**TASK INSTRUCTIONS**
Copy all entries verbatim and keep any pictures out of the copy.

————

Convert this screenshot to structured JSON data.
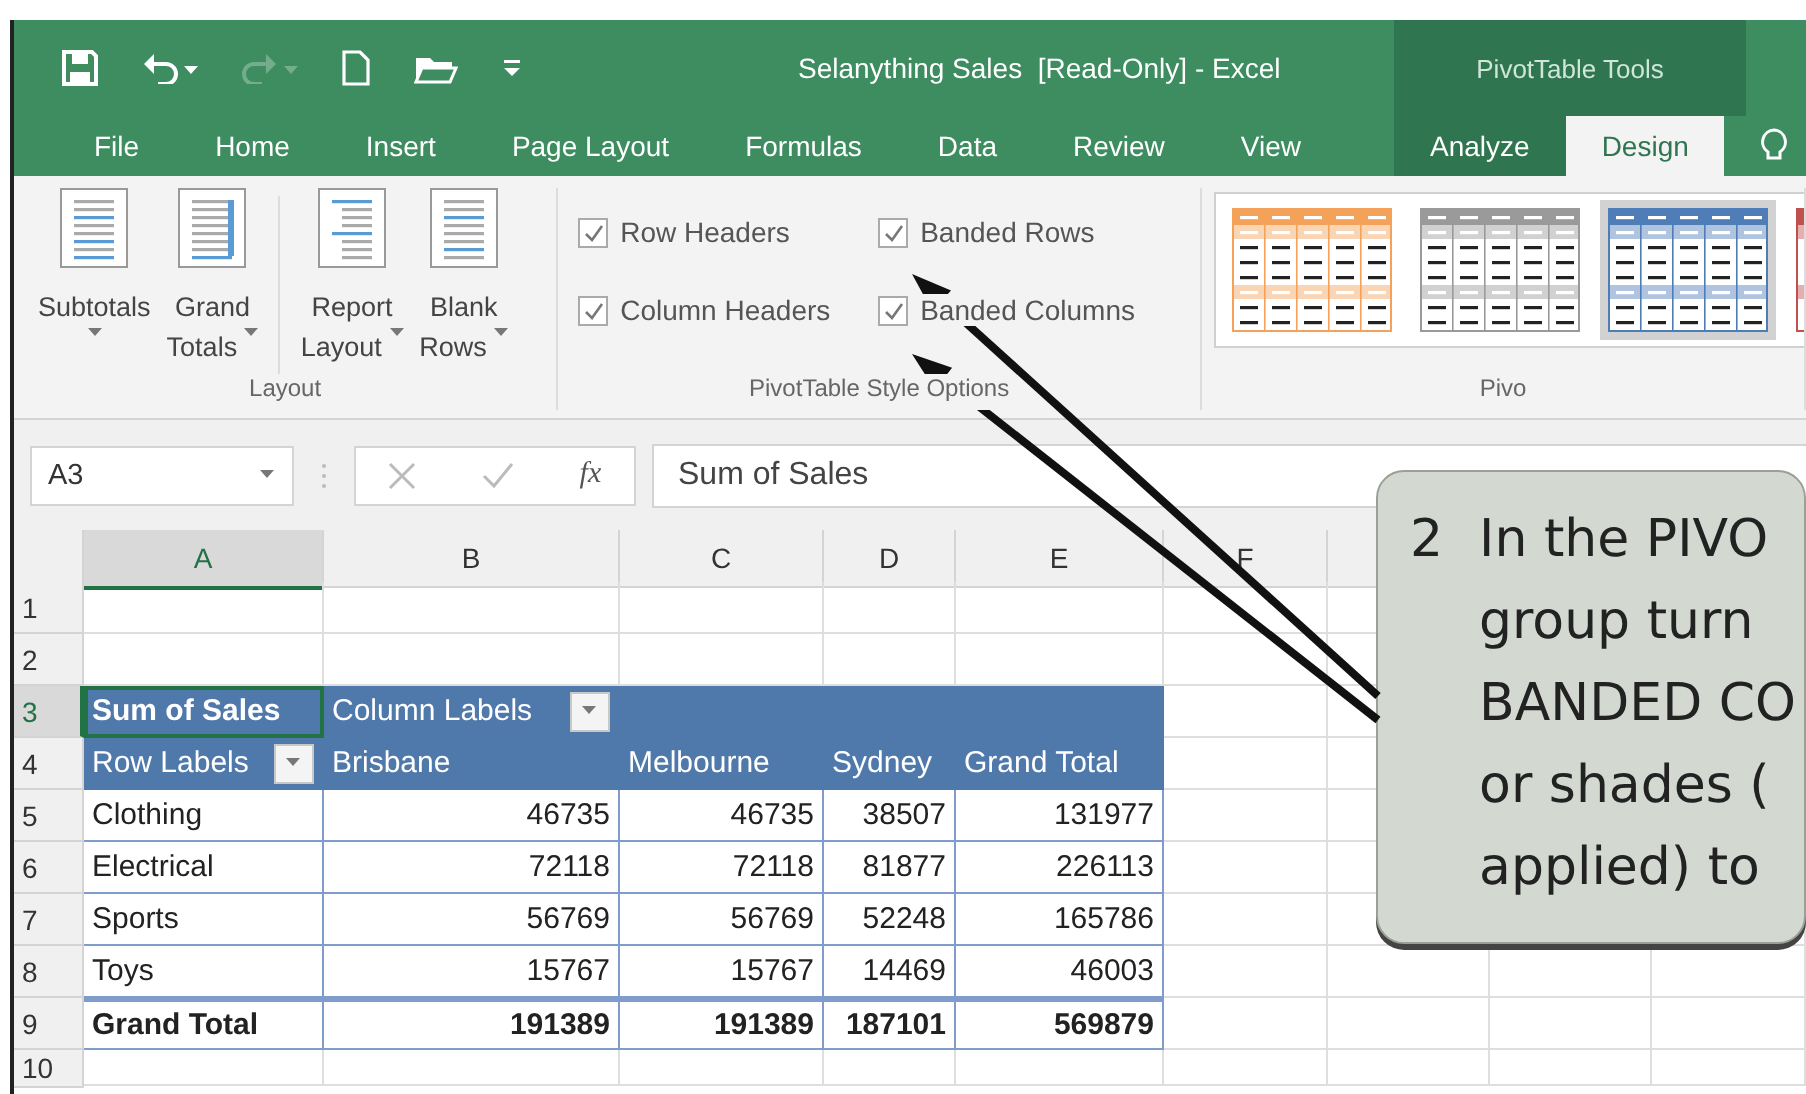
{
  "window": {
    "title": "Selanything Sales  [Read-Only] - Excel",
    "contextual_title": "PivotTable Tools",
    "redo_disabled": true
  },
  "tabs": [
    {
      "label": "File",
      "selected": false,
      "contextual": false
    },
    {
      "label": "Home",
      "selected": false,
      "contextual": false
    },
    {
      "label": "Insert",
      "selected": false,
      "contextual": false
    },
    {
      "label": "Page Layout",
      "selected": false,
      "contextual": false
    },
    {
      "label": "Formulas",
      "selected": false,
      "contextual": false
    },
    {
      "label": "Data",
      "selected": false,
      "contextual": false
    },
    {
      "label": "Review",
      "selected": false,
      "contextual": false
    },
    {
      "label": "View",
      "selected": false,
      "contextual": false
    },
    {
      "label": "Analyze",
      "selected": false,
      "contextual": true
    },
    {
      "label": "Design",
      "selected": true,
      "contextual": true
    }
  ],
  "ribbon": {
    "layout_group": {
      "label": "Layout",
      "buttons": [
        {
          "lines": [
            "Subtotals"
          ],
          "kind": "subtotals"
        },
        {
          "lines": [
            "Grand",
            "Totals"
          ],
          "kind": "totals"
        },
        {
          "lines": [
            "Report",
            "Layout"
          ],
          "kind": "report"
        },
        {
          "lines": [
            "Blank",
            "Rows"
          ],
          "kind": "blank"
        }
      ]
    },
    "style_options": {
      "label": "PivotTable Style Options",
      "options": [
        {
          "label": "Row Headers",
          "checked": true
        },
        {
          "label": "Column Headers",
          "checked": true
        },
        {
          "label": "Banded Rows",
          "checked": true
        },
        {
          "label": "Banded Columns",
          "checked": true
        }
      ]
    },
    "styles": {
      "label": "Pivo",
      "items": [
        {
          "color": "#f4a25a",
          "selected": false
        },
        {
          "color": "#9a9a9a",
          "selected": false
        },
        {
          "color": "#4f7db8",
          "selected": true
        },
        {
          "color": "#c0504d",
          "selected": false
        }
      ]
    }
  },
  "formula_bar": {
    "name_box": "A3",
    "function_label": "fx",
    "value": "Sum of Sales"
  },
  "sheet": {
    "columns": [
      {
        "label": "A",
        "selected": true
      },
      {
        "label": "B",
        "selected": false
      },
      {
        "label": "C",
        "selected": false
      },
      {
        "label": "D",
        "selected": false
      },
      {
        "label": "E",
        "selected": false
      },
      {
        "label": "F",
        "selected": false
      }
    ],
    "rows": [
      {
        "label": "1",
        "selected": false
      },
      {
        "label": "2",
        "selected": false
      },
      {
        "label": "3",
        "selected": true
      },
      {
        "label": "4",
        "selected": false
      },
      {
        "label": "5",
        "selected": false
      },
      {
        "label": "6",
        "selected": false
      },
      {
        "label": "7",
        "selected": false
      },
      {
        "label": "8",
        "selected": false
      },
      {
        "label": "9",
        "selected": false
      },
      {
        "label": "10",
        "selected": false
      }
    ]
  },
  "pivot": {
    "value_field": "Sum of Sales",
    "column_labels": "Column Labels",
    "row_labels": "Row Labels",
    "columns": [
      "Brisbane",
      "Melbourne",
      "Sydney",
      "Grand Total"
    ],
    "rows": [
      {
        "label": "Clothing",
        "values": [
          "46735",
          "46735",
          "38507",
          "131977"
        ]
      },
      {
        "label": "Electrical",
        "values": [
          "72118",
          "72118",
          "81877",
          "226113"
        ]
      },
      {
        "label": "Sports",
        "values": [
          "56769",
          "56769",
          "52248",
          "165786"
        ]
      },
      {
        "label": "Toys",
        "values": [
          "15767",
          "15767",
          "14469",
          "46003"
        ]
      }
    ],
    "total": {
      "label": "Grand Total",
      "values": [
        "191389",
        "191389",
        "187101",
        "569879"
      ]
    }
  },
  "callout": {
    "number": "2",
    "lines": [
      "In the PIVO",
      "group turn",
      "BANDED CO",
      "or shades (",
      "applied) to"
    ]
  }
}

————

**EXPECTED ANSWER**
Convert this screenshot to structured JSON data.
{
  "window": {
    "title": "Selanything Sales  [Read-Only] - Excel",
    "contextual_title": "PivotTable Tools",
    "redo_disabled": true
  },
  "tabs": [
    {
      "label": "File",
      "selected": false,
      "contextual": false
    },
    {
      "label": "Home",
      "selected": false,
      "contextual": false
    },
    {
      "label": "Insert",
      "selected": false,
      "contextual": false
    },
    {
      "label": "Page Layout",
      "selected": false,
      "contextual": false
    },
    {
      "label": "Formulas",
      "selected": false,
      "contextual": false
    },
    {
      "label": "Data",
      "selected": false,
      "contextual": false
    },
    {
      "label": "Review",
      "selected": false,
      "contextual": false
    },
    {
      "label": "View",
      "selected": false,
      "contextual": false
    },
    {
      "label": "Analyze",
      "selected": false,
      "contextual": true
    },
    {
      "label": "Design",
      "selected": true,
      "contextual": true
    }
  ],
  "ribbon": {
    "layout_group": {
      "label": "Layout",
      "buttons": [
        {
          "lines": [
            "Subtotals"
          ],
          "kind": "subtotals"
        },
        {
          "lines": [
            "Grand",
            "Totals"
          ],
          "kind": "totals"
        },
        {
          "lines": [
            "Report",
            "Layout"
          ],
          "kind": "report"
        },
        {
          "lines": [
            "Blank",
            "Rows"
          ],
          "kind": "blank"
        }
      ]
    },
    "style_options": {
      "label": "PivotTable Style Options",
      "options": [
        {
          "label": "Row Headers",
          "checked": true
        },
        {
          "label": "Column Headers",
          "checked": true
        },
        {
          "label": "Banded Rows",
          "checked": true
        },
        {
          "label": "Banded Columns",
          "checked": true
        }
      ]
    },
    "styles": {
      "label": "Pivo",
      "items": [
        {
          "color": "#f4a25a",
          "selected": false
        },
        {
          "color": "#9a9a9a",
          "selected": false
        },
        {
          "color": "#4f7db8",
          "selected": true
        },
        {
          "color": "#c0504d",
          "selected": false
        }
      ]
    }
  },
  "formula_bar": {
    "name_box": "A3",
    "function_label": "fx",
    "value": "Sum of Sales"
  },
  "sheet": {
    "columns": [
      {
        "label": "A",
        "selected": true
      },
      {
        "label": "B",
        "selected": false
      },
      {
        "label": "C",
        "selected": false
      },
      {
        "label": "D",
        "selected": false
      },
      {
        "label": "E",
        "selected": false
      },
      {
        "label": "F",
        "selected": false
      }
    ],
    "rows": [
      {
        "label": "1",
        "selected": false
      },
      {
        "label": "2",
        "selected": false
      },
      {
        "label": "3",
        "selected": true
      },
      {
        "label": "4",
        "selected": false
      },
      {
        "label": "5",
        "selected": false
      },
      {
        "label": "6",
        "selected": false
      },
      {
        "label": "7",
        "selected": false
      },
      {
        "label": "8",
        "selected": false
      },
      {
        "label": "9",
        "selected": false
      },
      {
        "label": "10",
        "selected": false
      }
    ]
  },
  "pivot": {
    "value_field": "Sum of Sales",
    "column_labels": "Column Labels",
    "row_labels": "Row Labels",
    "columns": [
      "Brisbane",
      "Melbourne",
      "Sydney",
      "Grand Total"
    ],
    "rows": [
      {
        "label": "Clothing",
        "values": [
          "46735",
          "46735",
          "38507",
          "131977"
        ]
      },
      {
        "label": "Electrical",
        "values": [
          "72118",
          "72118",
          "81877",
          "226113"
        ]
      },
      {
        "label": "Sports",
        "values": [
          "56769",
          "56769",
          "52248",
          "165786"
        ]
      },
      {
        "label": "Toys",
        "values": [
          "15767",
          "15767",
          "14469",
          "46003"
        ]
      }
    ],
    "total": {
      "label": "Grand Total",
      "values": [
        "191389",
        "191389",
        "187101",
        "569879"
      ]
    }
  },
  "callout": {
    "number": "2",
    "lines": [
      "In the PIVO",
      "group turn",
      "BANDED CO",
      "or shades (",
      "applied) to"
    ]
  }
}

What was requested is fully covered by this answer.